I know that my assertions are true, such privilege having been refused to a soldier.


Edgar Nelson Rhodes (Speaker of the House of Commons)



Order. I am unable to follow the reading of the letter as carefully as I would wish, but I have followed it suf-

ficiently to be able to say that if any meaning is to be taken from it, it involves an attack on the Government for its policy in respect to the treatment of soldiers. In no case would that be permissible on the Orders of the Day. There is some question as to how far an hon. member should go in laying the ground for a question, but certainly the hon. member is not in order in reading a letter of that character which involves practically an attack upon the policy of the Government. If he wishes to direct a question to the Government, it seems to me he ought to be able to summarize the complaint or to put it in the form of a question.


Auguste Théophile Léger

Laurier Liberal


My question is whether the Canadian soldier, before returning to Canada from England, has the privilege to go back to France on a visit.

Major-General MEWBURN (Minister of Militia): I think I can answer the question of the hon. gentleman, and I wish to thank him for his courtesy in sending me a copy of the letter he has just read, which I got only a few moments ago. It appears to be a complaint from a young French-Canadian soldier who was in England, and I may say that I have every sympathy with this young man when he says in his letter that he desires to revisit France for the purpose of visiting the girl who is his choice amongst the good girls of France as his life-time companion.


Samuel Hughes



Send him back at once.

Major-General MEWBURN: In that letter he says that he understands the Canadian troops have returned to England. That is not quite correct. The Third Division has returned to England * and part of it is on the ocean now homeward bound. In the first instance, it was expected that the Canadian Corps would embark from a French port direct to Canada. That was found impossible for various reasons which I shall be glad to explain to the House later on. Since the armistice, I understand that as regards the troops in England, before embarkation, the men on application have been given a short furlough or leave. I know that the difficulties of transportation across the channel are very acute owing to demobilization and every discouragement is given to men wishing to return to France. This man does not say which unit he is with. If he was with the celebrated 22nd in France, as I presume he was, I understand certain leave was given to that unit in France, and I understand the 22nd Bat-

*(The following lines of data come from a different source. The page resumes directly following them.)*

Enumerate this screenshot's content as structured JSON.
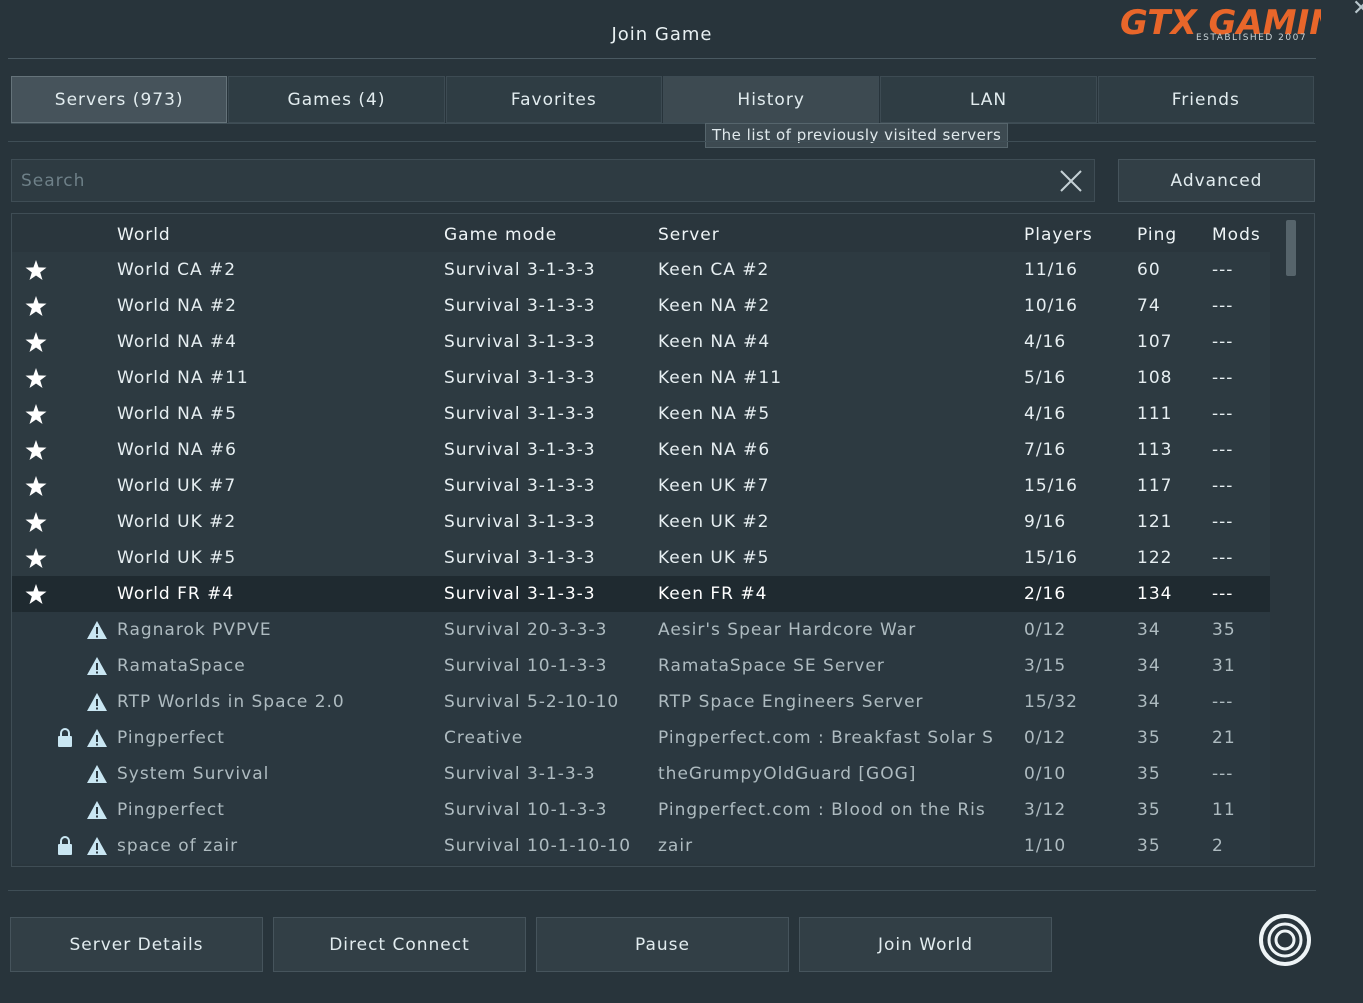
{
  "window": {
    "title": "Join Game",
    "logo_text": "GTX GAMING",
    "logo_subtitle": "ESTABLISHED 2007"
  },
  "tabs": [
    {
      "label": "Servers (973)",
      "state": "active"
    },
    {
      "label": "Games (4)",
      "state": "normal"
    },
    {
      "label": "Favorites",
      "state": "normal"
    },
    {
      "label": "History",
      "state": "hover"
    },
    {
      "label": "LAN",
      "state": "normal"
    },
    {
      "label": "Friends",
      "state": "normal"
    }
  ],
  "tooltip": "The list of previously visited servers",
  "search": {
    "placeholder": "Search",
    "value": ""
  },
  "advanced_label": "Advanced",
  "table": {
    "headers": {
      "world": "World",
      "mode": "Game mode",
      "server": "Server",
      "players": "Players",
      "ping": "Ping",
      "mods": "Mods"
    },
    "rows": [
      {
        "fav": true,
        "lock": false,
        "warn": false,
        "world": "World CA #2",
        "mode": "Survival 3-1-3-3",
        "server": "Keen CA #2",
        "players": "11/16",
        "ping": "60",
        "mods": "---"
      },
      {
        "fav": true,
        "lock": false,
        "warn": false,
        "world": "World NA #2",
        "mode": "Survival 3-1-3-3",
        "server": "Keen NA #2",
        "players": "10/16",
        "ping": "74",
        "mods": "---"
      },
      {
        "fav": true,
        "lock": false,
        "warn": false,
        "world": "World NA #4",
        "mode": "Survival 3-1-3-3",
        "server": "Keen NA #4",
        "players": "4/16",
        "ping": "107",
        "mods": "---"
      },
      {
        "fav": true,
        "lock": false,
        "warn": false,
        "world": "World NA #11",
        "mode": "Survival 3-1-3-3",
        "server": "Keen NA #11",
        "players": "5/16",
        "ping": "108",
        "mods": "---"
      },
      {
        "fav": true,
        "lock": false,
        "warn": false,
        "world": "World NA #5",
        "mode": "Survival 3-1-3-3",
        "server": "Keen NA #5",
        "players": "4/16",
        "ping": "111",
        "mods": "---"
      },
      {
        "fav": true,
        "lock": false,
        "warn": false,
        "world": "World NA #6",
        "mode": "Survival 3-1-3-3",
        "server": "Keen NA #6",
        "players": "7/16",
        "ping": "113",
        "mods": "---"
      },
      {
        "fav": true,
        "lock": false,
        "warn": false,
        "world": "World UK #7",
        "mode": "Survival 3-1-3-3",
        "server": "Keen UK #7",
        "players": "15/16",
        "ping": "117",
        "mods": "---"
      },
      {
        "fav": true,
        "lock": false,
        "warn": false,
        "world": "World UK #2",
        "mode": "Survival 3-1-3-3",
        "server": "Keen UK #2",
        "players": "9/16",
        "ping": "121",
        "mods": "---"
      },
      {
        "fav": true,
        "lock": false,
        "warn": false,
        "world": "World UK #5",
        "mode": "Survival 3-1-3-3",
        "server": "Keen UK #5",
        "players": "15/16",
        "ping": "122",
        "mods": "---"
      },
      {
        "fav": true,
        "lock": false,
        "warn": false,
        "selected": true,
        "world": "World FR #4",
        "mode": "Survival 3-1-3-3",
        "server": "Keen FR #4",
        "players": "2/16",
        "ping": "134",
        "mods": "---"
      },
      {
        "fav": false,
        "lock": false,
        "warn": true,
        "world": "Ragnarok PVPVE",
        "mode": "Survival 20-3-3-3",
        "server": "Aesir's Spear Hardcore War",
        "players": "0/12",
        "ping": "34",
        "mods": "35"
      },
      {
        "fav": false,
        "lock": false,
        "warn": true,
        "world": "RamataSpace",
        "mode": "Survival 10-1-3-3",
        "server": "RamataSpace SE Server",
        "players": "3/15",
        "ping": "34",
        "mods": "31"
      },
      {
        "fav": false,
        "lock": false,
        "warn": true,
        "world": "RTP Worlds in Space 2.0",
        "mode": "Survival 5-2-10-10",
        "server": "RTP Space Engineers Server",
        "players": "15/32",
        "ping": "34",
        "mods": "---"
      },
      {
        "fav": false,
        "lock": true,
        "warn": true,
        "world": "Pingperfect",
        "mode": "Creative",
        "server": "Pingperfect.com : Breakfast Solar S",
        "players": "0/12",
        "ping": "35",
        "mods": "21"
      },
      {
        "fav": false,
        "lock": false,
        "warn": true,
        "world": "System Survival",
        "mode": "Survival 3-1-3-3",
        "server": "theGrumpyOldGuard [GOG]",
        "players": "0/10",
        "ping": "35",
        "mods": "---"
      },
      {
        "fav": false,
        "lock": false,
        "warn": true,
        "world": "Pingperfect",
        "mode": "Survival 10-1-3-3",
        "server": "Pingperfect.com : Blood on the Ris",
        "players": "3/12",
        "ping": "35",
        "mods": "11"
      },
      {
        "fav": false,
        "lock": true,
        "warn": true,
        "world": "space of zair",
        "mode": "Survival 10-1-10-10",
        "server": "zair",
        "players": "1/10",
        "ping": "35",
        "mods": "2"
      }
    ]
  },
  "buttons": {
    "server_details": "Server Details",
    "direct_connect": "Direct Connect",
    "pause": "Pause",
    "join_world": "Join World"
  },
  "colors": {
    "background": "#28343b",
    "accent_logo": "#e8662a",
    "warning_icon": "#c9e6f2"
  }
}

talion is still in France. I have no personal knowledge of men who have made application being refused permission to return to France on furlough; but if the hon. member so desires, I shall be very glad, if he will give us fuller particulars in regard to this young man and the unit he is with, to pass the information to the Overseas Minister.



March 6, 1919